→ **Dataset records**:
[Start of section]

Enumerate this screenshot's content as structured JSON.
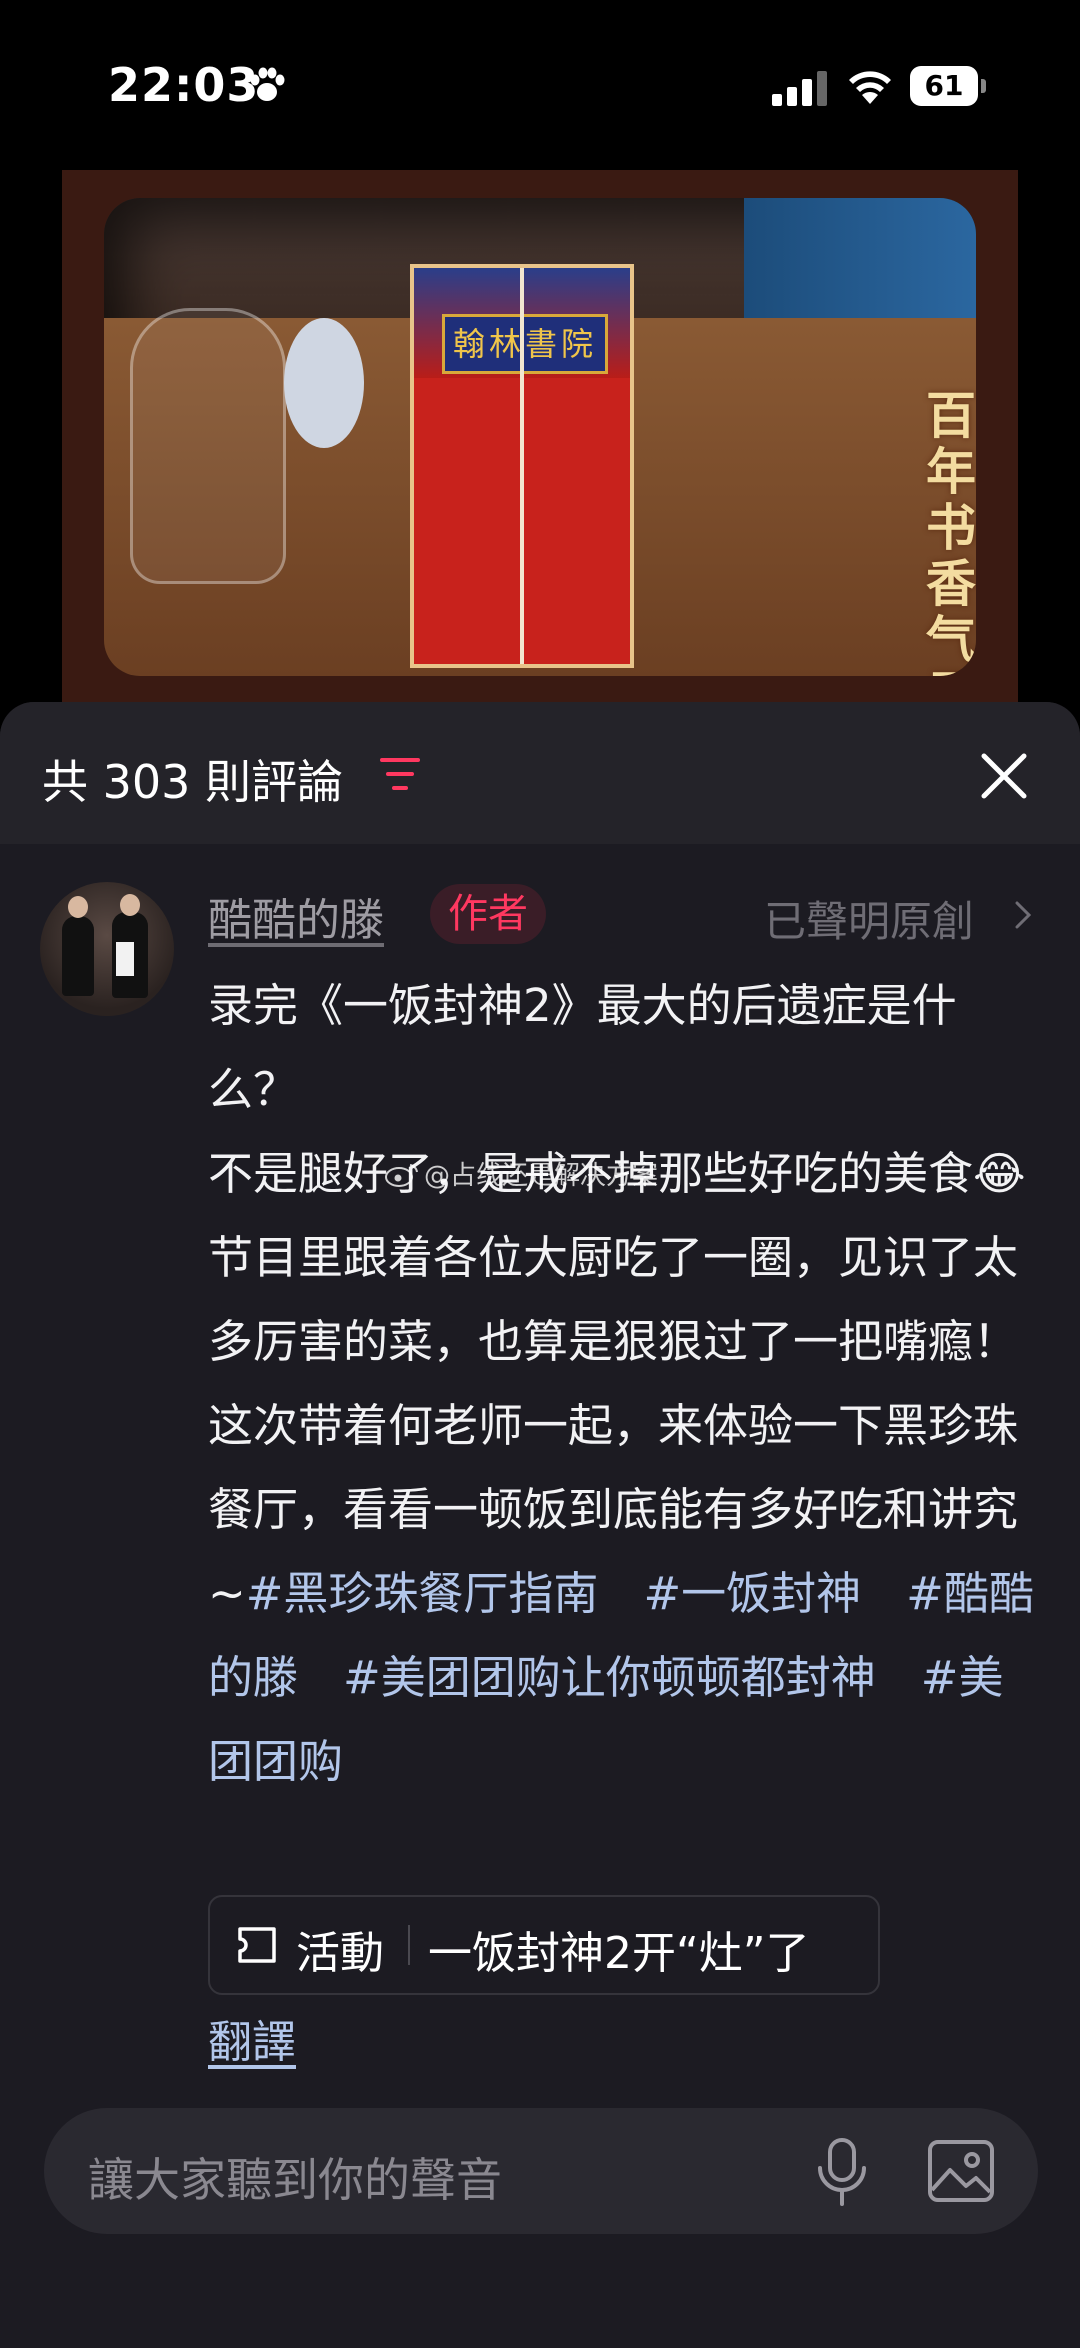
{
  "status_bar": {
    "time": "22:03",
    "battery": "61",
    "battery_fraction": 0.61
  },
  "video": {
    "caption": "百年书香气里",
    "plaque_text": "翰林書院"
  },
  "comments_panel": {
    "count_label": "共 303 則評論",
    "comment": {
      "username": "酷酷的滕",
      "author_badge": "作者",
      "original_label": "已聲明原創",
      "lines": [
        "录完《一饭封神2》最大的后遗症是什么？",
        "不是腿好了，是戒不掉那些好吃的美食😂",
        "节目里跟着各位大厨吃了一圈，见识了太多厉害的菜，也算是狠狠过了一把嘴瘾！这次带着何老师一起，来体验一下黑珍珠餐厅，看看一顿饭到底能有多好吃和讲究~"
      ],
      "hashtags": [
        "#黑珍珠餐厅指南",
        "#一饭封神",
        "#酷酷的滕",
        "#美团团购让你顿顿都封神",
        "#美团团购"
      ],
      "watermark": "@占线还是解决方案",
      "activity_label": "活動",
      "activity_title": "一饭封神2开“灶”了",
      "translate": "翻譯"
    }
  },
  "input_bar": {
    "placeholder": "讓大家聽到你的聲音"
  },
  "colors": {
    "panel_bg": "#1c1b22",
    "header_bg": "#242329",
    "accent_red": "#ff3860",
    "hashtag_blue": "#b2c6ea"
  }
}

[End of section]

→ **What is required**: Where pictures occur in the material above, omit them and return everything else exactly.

→ **Result of the exercise**:
Enumerate this screenshot's content as structured JSON.
{
  "status_bar": {
    "time": "22:03",
    "battery": "61",
    "battery_fraction": 0.61
  },
  "video": {
    "caption": "百年书香气里",
    "plaque_text": "翰林書院"
  },
  "comments_panel": {
    "count_label": "共 303 則評論",
    "comment": {
      "username": "酷酷的滕",
      "author_badge": "作者",
      "original_label": "已聲明原創",
      "lines": [
        "录完《一饭封神2》最大的后遗症是什么？",
        "不是腿好了，是戒不掉那些好吃的美食😂",
        "节目里跟着各位大厨吃了一圈，见识了太多厉害的菜，也算是狠狠过了一把嘴瘾！这次带着何老师一起，来体验一下黑珍珠餐厅，看看一顿饭到底能有多好吃和讲究~"
      ],
      "hashtags": [
        "#黑珍珠餐厅指南",
        "#一饭封神",
        "#酷酷的滕",
        "#美团团购让你顿顿都封神",
        "#美团团购"
      ],
      "watermark": "@占线还是解决方案",
      "activity_label": "活動",
      "activity_title": "一饭封神2开“灶”了",
      "translate": "翻譯"
    }
  },
  "input_bar": {
    "placeholder": "讓大家聽到你的聲音"
  },
  "colors": {
    "panel_bg": "#1c1b22",
    "header_bg": "#242329",
    "accent_red": "#ff3860",
    "hashtag_blue": "#b2c6ea"
  }
}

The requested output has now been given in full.